LISTED ENTRIES Start Marker

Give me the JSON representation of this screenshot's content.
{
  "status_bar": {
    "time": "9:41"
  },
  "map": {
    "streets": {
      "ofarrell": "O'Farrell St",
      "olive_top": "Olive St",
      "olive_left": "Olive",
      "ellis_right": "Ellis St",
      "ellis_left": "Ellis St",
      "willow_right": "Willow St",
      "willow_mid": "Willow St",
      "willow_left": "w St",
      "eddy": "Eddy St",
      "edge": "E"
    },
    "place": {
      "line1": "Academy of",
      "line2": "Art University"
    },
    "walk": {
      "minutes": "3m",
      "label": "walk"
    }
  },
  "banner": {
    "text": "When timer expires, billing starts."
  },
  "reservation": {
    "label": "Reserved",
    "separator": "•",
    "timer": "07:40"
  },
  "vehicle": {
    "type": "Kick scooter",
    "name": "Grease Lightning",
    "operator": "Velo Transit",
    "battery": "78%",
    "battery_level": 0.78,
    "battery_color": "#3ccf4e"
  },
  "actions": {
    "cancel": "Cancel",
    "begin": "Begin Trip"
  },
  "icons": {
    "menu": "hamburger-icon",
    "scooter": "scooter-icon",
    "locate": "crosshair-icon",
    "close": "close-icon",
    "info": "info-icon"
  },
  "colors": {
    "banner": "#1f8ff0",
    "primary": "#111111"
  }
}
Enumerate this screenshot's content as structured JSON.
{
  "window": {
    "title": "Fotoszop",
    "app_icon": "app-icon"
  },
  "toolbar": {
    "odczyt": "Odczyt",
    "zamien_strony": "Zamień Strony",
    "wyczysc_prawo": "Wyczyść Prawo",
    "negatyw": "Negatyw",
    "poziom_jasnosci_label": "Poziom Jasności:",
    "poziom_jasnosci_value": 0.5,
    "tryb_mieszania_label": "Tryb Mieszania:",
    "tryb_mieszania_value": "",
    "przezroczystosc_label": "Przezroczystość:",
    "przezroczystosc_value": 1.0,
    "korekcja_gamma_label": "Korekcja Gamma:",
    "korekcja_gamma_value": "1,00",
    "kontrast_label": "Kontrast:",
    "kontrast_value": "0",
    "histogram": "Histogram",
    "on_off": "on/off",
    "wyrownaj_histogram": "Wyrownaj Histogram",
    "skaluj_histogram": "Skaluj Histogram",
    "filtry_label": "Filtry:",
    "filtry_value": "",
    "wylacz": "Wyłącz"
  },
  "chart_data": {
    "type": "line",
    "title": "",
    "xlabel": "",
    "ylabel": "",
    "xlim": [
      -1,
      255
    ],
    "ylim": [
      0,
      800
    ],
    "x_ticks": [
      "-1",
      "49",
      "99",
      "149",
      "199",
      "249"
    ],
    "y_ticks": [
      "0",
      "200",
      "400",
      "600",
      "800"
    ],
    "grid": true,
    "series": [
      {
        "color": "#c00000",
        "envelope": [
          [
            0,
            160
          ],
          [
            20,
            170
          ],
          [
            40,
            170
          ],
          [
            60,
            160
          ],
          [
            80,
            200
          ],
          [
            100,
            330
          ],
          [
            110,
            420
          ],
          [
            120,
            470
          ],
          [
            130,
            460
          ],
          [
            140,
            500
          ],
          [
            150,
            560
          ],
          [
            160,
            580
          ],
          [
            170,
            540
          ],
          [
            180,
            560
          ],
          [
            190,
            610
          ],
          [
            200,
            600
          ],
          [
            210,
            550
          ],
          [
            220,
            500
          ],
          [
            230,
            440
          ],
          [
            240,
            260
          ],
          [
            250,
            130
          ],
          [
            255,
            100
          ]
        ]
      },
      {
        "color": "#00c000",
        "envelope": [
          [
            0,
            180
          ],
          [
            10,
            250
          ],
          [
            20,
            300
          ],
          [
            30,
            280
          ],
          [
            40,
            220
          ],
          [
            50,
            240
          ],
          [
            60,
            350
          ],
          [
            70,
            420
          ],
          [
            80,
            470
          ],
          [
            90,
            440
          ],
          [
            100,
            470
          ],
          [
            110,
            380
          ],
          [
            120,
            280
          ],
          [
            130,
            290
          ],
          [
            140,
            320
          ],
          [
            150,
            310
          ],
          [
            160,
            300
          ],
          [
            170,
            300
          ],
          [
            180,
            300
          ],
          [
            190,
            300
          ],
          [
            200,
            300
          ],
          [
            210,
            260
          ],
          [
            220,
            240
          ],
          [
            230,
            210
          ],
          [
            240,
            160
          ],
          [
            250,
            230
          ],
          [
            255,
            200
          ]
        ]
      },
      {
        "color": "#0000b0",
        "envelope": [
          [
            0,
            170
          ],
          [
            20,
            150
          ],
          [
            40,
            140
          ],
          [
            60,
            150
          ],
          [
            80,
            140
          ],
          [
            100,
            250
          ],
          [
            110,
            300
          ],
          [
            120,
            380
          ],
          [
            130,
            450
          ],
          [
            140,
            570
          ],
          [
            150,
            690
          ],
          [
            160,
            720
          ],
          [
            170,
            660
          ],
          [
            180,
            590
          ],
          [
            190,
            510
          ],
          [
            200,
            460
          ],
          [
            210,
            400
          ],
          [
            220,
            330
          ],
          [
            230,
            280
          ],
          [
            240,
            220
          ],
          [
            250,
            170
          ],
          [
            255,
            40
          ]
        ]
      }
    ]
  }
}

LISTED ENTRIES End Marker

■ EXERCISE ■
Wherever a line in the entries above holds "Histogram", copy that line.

■ RESPONSE AREA ■
    "histogram": "Histogram",
    "wyrownaj_histogram": "Wyrownaj Histogram",
    "skaluj_histogram": "Skaluj Histogram",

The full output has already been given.